EXERCISE AIM »
Every line holding the word "mention" should be copied from the material.

DATASET RECORDS »
--*--

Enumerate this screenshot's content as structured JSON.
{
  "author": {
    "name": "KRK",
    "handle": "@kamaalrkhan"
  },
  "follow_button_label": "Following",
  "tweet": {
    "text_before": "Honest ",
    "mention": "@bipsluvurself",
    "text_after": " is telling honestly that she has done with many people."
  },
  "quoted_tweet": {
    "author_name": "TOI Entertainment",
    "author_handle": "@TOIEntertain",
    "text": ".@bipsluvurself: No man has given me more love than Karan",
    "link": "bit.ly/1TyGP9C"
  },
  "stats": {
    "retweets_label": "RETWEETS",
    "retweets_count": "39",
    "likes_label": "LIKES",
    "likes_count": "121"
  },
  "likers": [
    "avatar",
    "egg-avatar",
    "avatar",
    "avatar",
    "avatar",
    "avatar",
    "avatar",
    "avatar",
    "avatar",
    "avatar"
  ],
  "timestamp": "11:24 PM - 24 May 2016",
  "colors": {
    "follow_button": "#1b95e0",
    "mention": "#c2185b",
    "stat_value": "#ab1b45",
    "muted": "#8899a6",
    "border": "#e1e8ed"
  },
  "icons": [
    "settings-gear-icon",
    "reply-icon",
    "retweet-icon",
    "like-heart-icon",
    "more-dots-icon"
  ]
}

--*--

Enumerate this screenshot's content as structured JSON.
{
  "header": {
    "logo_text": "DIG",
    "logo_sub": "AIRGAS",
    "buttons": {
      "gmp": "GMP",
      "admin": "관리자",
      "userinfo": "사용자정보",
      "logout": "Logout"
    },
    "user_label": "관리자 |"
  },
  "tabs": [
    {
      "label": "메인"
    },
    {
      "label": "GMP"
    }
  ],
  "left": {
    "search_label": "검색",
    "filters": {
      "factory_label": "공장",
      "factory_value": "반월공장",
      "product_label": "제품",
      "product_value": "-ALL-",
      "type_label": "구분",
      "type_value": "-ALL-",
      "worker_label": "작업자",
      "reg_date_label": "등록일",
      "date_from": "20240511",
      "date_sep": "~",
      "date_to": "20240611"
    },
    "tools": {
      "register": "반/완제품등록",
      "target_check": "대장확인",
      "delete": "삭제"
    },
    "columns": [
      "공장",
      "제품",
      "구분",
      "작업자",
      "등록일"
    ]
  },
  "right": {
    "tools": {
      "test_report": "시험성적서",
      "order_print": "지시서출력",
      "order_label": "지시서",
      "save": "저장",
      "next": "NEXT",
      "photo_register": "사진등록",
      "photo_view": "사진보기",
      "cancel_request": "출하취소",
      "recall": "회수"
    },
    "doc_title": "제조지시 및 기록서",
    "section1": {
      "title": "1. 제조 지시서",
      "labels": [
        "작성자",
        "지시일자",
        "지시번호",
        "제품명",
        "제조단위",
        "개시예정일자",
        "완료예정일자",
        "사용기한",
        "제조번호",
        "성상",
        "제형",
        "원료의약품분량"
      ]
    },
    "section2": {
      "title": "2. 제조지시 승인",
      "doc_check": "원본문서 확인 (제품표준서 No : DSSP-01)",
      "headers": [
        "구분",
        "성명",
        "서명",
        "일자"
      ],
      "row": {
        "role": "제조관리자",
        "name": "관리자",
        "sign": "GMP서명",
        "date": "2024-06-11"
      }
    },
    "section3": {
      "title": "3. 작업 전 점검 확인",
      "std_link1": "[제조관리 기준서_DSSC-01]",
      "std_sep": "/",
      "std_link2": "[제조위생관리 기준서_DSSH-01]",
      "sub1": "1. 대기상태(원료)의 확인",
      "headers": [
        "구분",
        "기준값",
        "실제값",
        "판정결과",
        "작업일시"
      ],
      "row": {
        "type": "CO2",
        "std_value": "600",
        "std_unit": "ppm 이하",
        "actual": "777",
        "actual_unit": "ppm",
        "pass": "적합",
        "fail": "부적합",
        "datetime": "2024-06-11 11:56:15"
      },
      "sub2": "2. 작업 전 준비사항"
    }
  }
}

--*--

FINISHED TASK »
    "mention": "@bipsluvurself",
    "mention": "#c2185b",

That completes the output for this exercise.